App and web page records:
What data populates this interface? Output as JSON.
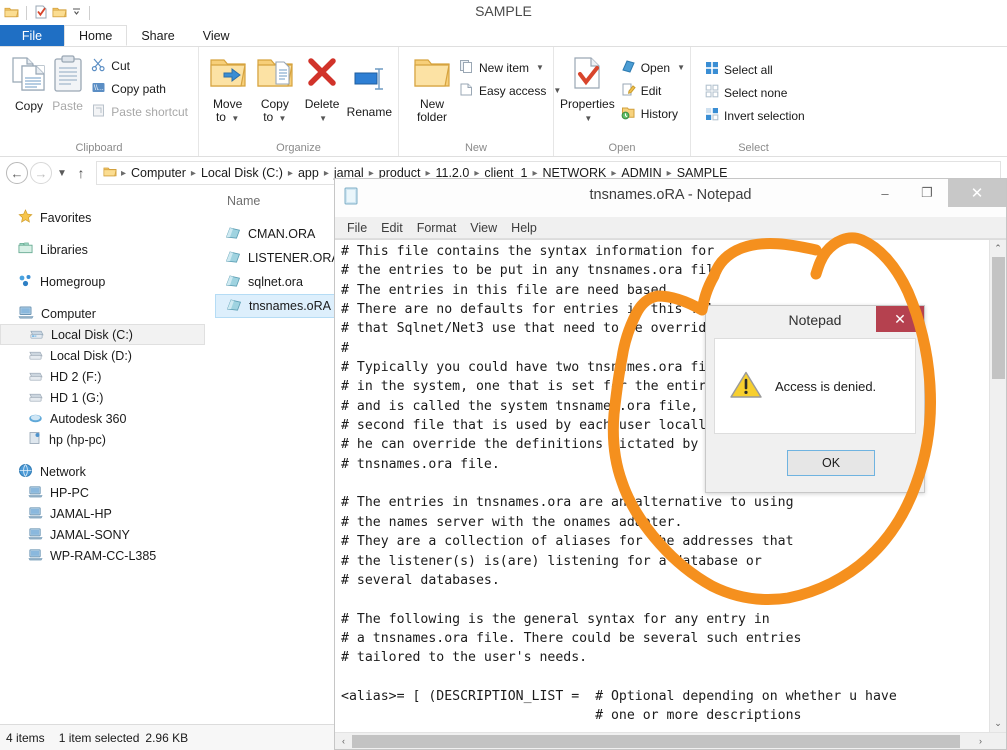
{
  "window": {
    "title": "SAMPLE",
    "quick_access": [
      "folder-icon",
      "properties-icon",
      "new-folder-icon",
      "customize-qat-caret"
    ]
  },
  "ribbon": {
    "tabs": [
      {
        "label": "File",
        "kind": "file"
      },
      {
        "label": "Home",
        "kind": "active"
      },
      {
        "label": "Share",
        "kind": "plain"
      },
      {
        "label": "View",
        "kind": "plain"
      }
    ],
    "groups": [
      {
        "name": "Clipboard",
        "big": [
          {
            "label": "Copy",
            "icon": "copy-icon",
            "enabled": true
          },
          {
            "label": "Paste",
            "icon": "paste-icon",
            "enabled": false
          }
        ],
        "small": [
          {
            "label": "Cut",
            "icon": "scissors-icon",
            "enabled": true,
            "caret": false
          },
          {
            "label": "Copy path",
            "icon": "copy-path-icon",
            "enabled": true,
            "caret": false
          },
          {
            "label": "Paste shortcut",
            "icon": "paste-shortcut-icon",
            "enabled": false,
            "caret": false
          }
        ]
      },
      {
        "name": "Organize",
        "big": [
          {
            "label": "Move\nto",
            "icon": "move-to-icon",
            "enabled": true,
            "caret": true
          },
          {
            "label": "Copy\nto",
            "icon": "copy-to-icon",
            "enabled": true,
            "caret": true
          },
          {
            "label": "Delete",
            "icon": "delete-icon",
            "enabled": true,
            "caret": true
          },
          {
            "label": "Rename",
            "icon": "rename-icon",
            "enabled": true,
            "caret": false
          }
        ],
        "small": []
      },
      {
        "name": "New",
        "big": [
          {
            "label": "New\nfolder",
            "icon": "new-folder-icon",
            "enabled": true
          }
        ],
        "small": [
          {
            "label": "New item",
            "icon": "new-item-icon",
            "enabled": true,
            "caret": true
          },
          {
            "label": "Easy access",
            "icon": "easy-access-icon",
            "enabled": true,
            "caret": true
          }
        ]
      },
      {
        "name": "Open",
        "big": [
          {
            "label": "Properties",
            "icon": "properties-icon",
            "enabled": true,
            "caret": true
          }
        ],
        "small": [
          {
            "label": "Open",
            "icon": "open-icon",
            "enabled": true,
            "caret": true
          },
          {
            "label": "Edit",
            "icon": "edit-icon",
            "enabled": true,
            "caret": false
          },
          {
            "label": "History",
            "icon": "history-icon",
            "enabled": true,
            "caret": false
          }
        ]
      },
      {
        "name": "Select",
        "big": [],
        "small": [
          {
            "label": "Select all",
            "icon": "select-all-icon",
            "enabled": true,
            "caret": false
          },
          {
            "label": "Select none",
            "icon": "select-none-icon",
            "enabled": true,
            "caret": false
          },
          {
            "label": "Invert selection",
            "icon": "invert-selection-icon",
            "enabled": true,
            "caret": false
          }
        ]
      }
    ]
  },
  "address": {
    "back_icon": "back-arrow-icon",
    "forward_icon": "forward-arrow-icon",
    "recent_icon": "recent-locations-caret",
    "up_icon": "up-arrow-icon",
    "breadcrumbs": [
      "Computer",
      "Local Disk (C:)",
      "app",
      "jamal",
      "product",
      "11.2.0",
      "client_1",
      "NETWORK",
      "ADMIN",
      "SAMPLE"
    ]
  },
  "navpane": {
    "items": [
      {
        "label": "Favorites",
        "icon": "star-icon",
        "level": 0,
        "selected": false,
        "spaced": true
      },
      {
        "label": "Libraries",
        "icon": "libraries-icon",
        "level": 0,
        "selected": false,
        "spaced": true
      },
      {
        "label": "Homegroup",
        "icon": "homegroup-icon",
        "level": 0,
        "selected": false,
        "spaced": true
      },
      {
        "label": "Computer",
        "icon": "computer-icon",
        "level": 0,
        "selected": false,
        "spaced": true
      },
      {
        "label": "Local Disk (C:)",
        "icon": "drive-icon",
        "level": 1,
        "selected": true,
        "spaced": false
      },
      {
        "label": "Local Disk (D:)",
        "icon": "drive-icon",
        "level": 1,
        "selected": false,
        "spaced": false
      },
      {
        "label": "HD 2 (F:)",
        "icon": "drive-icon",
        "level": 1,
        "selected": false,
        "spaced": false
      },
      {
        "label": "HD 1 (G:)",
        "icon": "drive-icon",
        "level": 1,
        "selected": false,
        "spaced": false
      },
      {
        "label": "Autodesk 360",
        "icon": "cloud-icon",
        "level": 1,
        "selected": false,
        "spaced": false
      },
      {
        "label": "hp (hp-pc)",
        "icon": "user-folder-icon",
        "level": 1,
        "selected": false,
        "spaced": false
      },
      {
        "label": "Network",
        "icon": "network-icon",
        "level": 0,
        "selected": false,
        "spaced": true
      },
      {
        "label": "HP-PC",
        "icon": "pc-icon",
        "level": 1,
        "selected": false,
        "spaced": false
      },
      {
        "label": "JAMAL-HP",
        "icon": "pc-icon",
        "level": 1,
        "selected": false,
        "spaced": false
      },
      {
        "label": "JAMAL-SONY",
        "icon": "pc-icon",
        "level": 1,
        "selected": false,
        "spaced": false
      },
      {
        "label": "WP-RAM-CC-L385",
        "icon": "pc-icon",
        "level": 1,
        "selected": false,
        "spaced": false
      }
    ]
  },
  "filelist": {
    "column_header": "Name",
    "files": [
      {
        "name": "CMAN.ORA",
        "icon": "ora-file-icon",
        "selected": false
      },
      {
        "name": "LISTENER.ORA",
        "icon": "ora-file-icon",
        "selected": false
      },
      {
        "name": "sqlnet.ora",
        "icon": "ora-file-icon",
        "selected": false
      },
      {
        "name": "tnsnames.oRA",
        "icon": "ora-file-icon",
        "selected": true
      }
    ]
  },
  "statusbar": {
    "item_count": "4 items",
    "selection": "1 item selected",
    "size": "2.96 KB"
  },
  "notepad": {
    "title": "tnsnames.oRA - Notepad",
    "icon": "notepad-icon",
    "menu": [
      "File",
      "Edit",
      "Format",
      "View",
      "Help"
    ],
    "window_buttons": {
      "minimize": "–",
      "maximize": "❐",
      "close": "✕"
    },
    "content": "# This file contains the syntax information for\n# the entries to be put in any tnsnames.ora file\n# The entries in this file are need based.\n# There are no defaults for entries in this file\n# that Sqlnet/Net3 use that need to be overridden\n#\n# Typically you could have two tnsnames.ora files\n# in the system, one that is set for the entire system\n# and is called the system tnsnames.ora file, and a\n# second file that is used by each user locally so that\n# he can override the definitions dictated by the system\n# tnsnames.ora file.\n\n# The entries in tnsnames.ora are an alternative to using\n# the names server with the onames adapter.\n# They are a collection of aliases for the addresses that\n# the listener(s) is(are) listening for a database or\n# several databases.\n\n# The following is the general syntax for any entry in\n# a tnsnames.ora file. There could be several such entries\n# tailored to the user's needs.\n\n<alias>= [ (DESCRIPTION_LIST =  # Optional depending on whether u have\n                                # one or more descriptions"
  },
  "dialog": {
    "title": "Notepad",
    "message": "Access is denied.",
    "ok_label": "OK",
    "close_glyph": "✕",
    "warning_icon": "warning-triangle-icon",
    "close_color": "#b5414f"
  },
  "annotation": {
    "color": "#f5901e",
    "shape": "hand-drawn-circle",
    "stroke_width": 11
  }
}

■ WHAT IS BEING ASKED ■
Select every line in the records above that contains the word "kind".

■ SOLUTION TO THIS TASK ■
        "kind": "file"
        "kind": "active"
        "kind": "plain"
        "kind": "plain"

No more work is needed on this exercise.